Peter L. Salgo, MD: And what do you tell patients? Is there organized information you can give them? Is there your canned speech that you give them? What do you do for patients?
Thomas P. Olenginski, MD, FACP, CCD: I saw 2 people with hip fracture this morning. One was 90, surrounded in the room by 7 loving family members. What I tell that patient is, “You’re not too old to be treated because you want to go home and be independent again,” and she probably will.
I saw another patient. This patient is a 67-year-old woman who is in the hospital, fell, and broke her hip. She already has 1 or 2 compression fractures. She has some issues with, “Maybe I don’t want to do this, or that.”

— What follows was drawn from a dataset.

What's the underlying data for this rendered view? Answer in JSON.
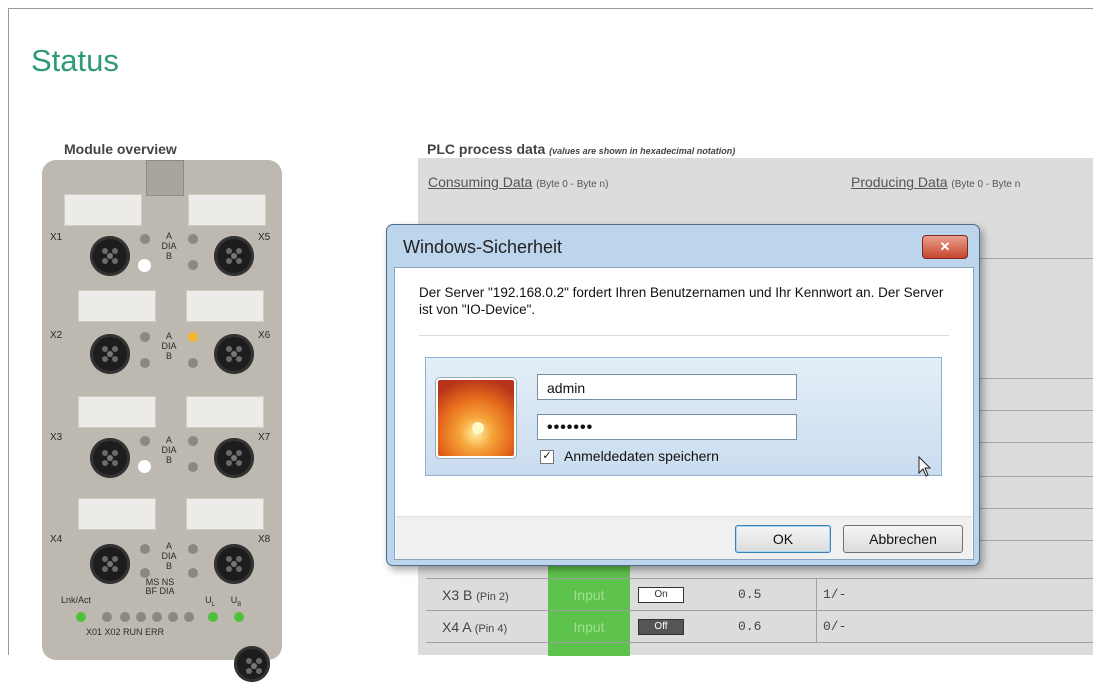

So you have to kind of individualize based on how you read the patient and what the patient needs. I think every patient needs something a little bit different. What I tell them: “We want your bones to be stronger. We don’t want you to break. We want you to be independent, and you’re probably going to need some medicine because you have, by definition, severe osteoporosis.”
Peter L. Salgo, MD: You know something else, an image, came to my mind as you guys were speaking. And it’s something that is sociologic and societal. There’s a common phrase, which is not PC any more. People talk about the little old lady. Well, why is she little? And she’s older. I’ll bet it’s because she compressed her spine. This is an osteoporotic picture, isn’t it?
Andrea J. Singer, MD, FACP, CCD: It is. We tend to underestimate the importance of spine fractures. We focus a lot on hip fractures. They are extremely important, and probably have the worst outcome. But spine fractures are extremely important as well. They often go underrecognized, and over time, can absolutely impact life. People become shorter. They don’t breathe as well because their chest cavity is compressed. Their abdominal cavity is compressed.
I interestingly had a patient, when I was first in practice and seeing osteoporosis patients. By the time she came to see me, in her late 70s, she had a number of spine fractures. And if you know anything about Washington, DC, driving to the office is never an easy thing, particularly during commuting hours. But she would only come into the office either first thing in the morning or at the end of the day. And I said to her, “Why don’t you make an appointment in the middle of the day when traffic isn’t so bad?” She said, “I don’t like the way I look any more. Clothes don’t fit as well. I don’t like people to see me, so I would rather come into the office when the waiting room is not full and I don’t have to be seen.”
That registered with me, because it’s not something that we think about every day. That was the result of multiple vertebral fractures and led to not only decreased functioning, but this depression and a change in her own self-esteem.